4. Add more mental hygiene minutes throughout the day as needed

Ultimately, those 15 minutes in the morning can be a not so heavy task. You may even start to crave a few extra moments for mental hygiene throughout the day.

Anytime you feel good, but at least three days a week, Sawyer suggested adding some low-impact physical activity. For example, walking, cycling or doing yoga.

It’s also helpful to add some time to unwind at the end of the day if you can, by turning off work notifications, stepping away from screens and taking some time to wind down, he added.

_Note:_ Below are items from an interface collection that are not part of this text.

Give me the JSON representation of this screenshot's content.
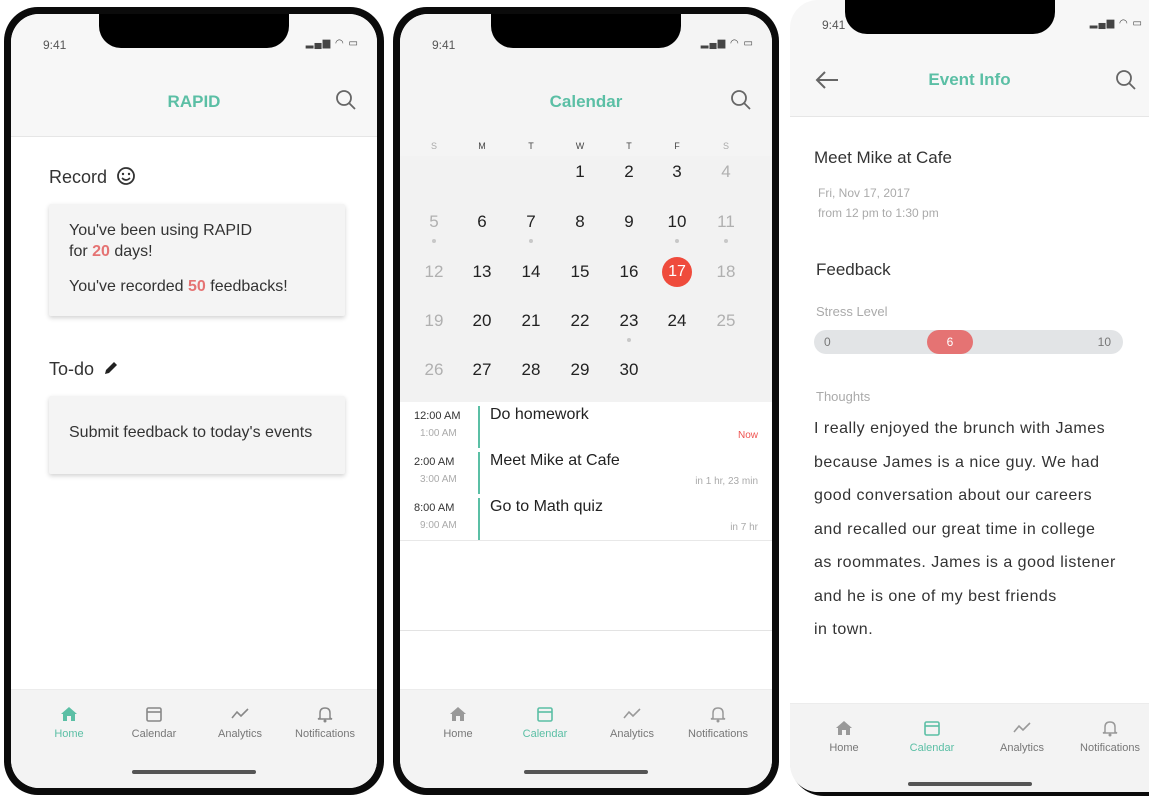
{
  "colors": {
    "accent": "#5bbfa5",
    "highlight": "#e57373",
    "today": "#ef4b3c"
  },
  "status": {
    "time": "9:41"
  },
  "tabs": [
    {
      "label": "Home",
      "icon": "home-icon"
    },
    {
      "label": "Calendar",
      "icon": "calendar-icon"
    },
    {
      "label": "Analytics",
      "icon": "analytics-icon"
    },
    {
      "label": "Notifications",
      "icon": "bell-icon"
    }
  ],
  "home": {
    "title": "RAPID",
    "record_title": "Record",
    "record_line1": "You've been using RAPID",
    "record_for": "for",
    "record_days_num": "20",
    "record_days": "days!",
    "record_prefix": "You've recorded",
    "record_count": "50",
    "record_suffix": "feedbacks!",
    "todo_title": "To-do",
    "todo_item": "Submit feedback to today's events"
  },
  "calendar": {
    "title": "Calendar",
    "weekdays": [
      "S",
      "M",
      "T",
      "W",
      "T",
      "F",
      "S"
    ],
    "weeks": [
      [
        "",
        "",
        "",
        "1",
        "2",
        "3",
        "4"
      ],
      [
        "5",
        "6",
        "7",
        "8",
        "9",
        "10",
        "11"
      ],
      [
        "12",
        "13",
        "14",
        "15",
        "16",
        "17",
        "18"
      ],
      [
        "19",
        "20",
        "21",
        "22",
        "23",
        "24",
        "25"
      ],
      [
        "26",
        "27",
        "28",
        "29",
        "30",
        "",
        ""
      ]
    ],
    "today": "17",
    "events": [
      {
        "start": "12:00 AM",
        "end": "1:00 AM",
        "title": "Do homework",
        "relative": "Now"
      },
      {
        "start": "2:00 AM",
        "end": "3:00 AM",
        "title": "Meet Mike at Cafe",
        "relative": "in 1 hr, 23 min"
      },
      {
        "start": "8:00 AM",
        "end": "9:00 AM",
        "title": "Go to Math quiz",
        "relative": "in 7 hr"
      }
    ]
  },
  "event_info": {
    "title": "Event Info",
    "event_name": "Meet Mike at Cafe",
    "date": "Fri, Nov 17, 2017",
    "time_range": "from 12 pm to 1:30 pm",
    "feedback_title": "Feedback",
    "stress_label": "Stress Level",
    "stress_min": "0",
    "stress_value": "6",
    "stress_max": "10",
    "thoughts_label": "Thoughts",
    "thoughts_lines": [
      "I really enjoyed the brunch with James",
      "because James is a nice guy. We had",
      "good conversation about our careers",
      "and recalled our great time in college",
      "as roommates. James is a good listener",
      "and he is one of my best friends",
      "in town."
    ]
  }
}
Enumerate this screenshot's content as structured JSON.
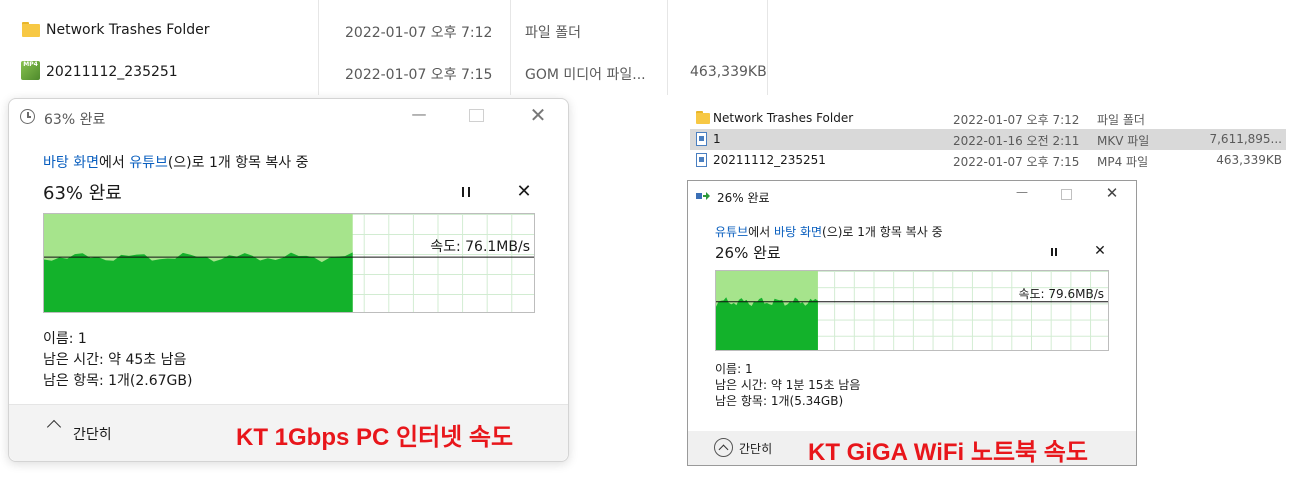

“Once we find that tool or collection of tools for ourselves, we can master how well we use them,” Sawyer said.